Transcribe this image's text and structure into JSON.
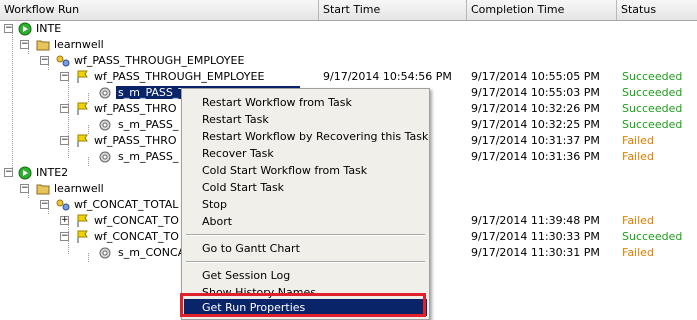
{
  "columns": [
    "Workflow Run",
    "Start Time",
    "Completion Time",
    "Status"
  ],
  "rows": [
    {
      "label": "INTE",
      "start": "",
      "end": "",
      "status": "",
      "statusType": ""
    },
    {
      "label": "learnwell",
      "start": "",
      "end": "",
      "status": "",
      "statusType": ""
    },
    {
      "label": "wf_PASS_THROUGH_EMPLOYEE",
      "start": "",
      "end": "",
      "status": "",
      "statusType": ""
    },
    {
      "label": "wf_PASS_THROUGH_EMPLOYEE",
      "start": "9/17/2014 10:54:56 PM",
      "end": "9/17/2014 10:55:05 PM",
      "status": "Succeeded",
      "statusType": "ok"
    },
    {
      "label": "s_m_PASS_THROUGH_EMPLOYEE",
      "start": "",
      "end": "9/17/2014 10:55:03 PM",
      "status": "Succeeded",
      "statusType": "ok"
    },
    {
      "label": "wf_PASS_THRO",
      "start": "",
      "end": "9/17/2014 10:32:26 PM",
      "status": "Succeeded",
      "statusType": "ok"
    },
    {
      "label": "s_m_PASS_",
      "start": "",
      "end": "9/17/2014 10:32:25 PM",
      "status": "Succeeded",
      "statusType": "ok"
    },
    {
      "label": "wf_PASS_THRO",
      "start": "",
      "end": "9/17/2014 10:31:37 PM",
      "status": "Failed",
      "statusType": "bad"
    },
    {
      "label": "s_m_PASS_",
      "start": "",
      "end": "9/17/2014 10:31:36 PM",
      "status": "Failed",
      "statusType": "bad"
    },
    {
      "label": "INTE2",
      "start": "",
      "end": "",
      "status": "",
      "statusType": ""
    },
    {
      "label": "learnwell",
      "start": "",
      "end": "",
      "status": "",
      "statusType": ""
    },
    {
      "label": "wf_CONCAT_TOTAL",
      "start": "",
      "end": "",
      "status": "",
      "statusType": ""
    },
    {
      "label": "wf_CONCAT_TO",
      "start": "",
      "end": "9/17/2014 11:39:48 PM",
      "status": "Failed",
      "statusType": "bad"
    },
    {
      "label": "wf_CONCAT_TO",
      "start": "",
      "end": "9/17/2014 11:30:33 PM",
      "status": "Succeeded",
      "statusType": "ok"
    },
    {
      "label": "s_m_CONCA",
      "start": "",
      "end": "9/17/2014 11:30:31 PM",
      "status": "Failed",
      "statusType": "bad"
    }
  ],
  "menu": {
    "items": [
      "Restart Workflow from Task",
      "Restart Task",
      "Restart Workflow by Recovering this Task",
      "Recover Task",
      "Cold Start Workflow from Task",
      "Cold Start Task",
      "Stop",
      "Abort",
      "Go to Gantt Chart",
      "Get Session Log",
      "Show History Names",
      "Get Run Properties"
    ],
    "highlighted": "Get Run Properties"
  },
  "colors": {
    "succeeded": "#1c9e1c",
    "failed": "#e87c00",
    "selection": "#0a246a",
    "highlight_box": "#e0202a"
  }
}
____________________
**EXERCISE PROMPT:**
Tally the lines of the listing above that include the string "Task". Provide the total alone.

**EXPECTED OUTPUT:**
6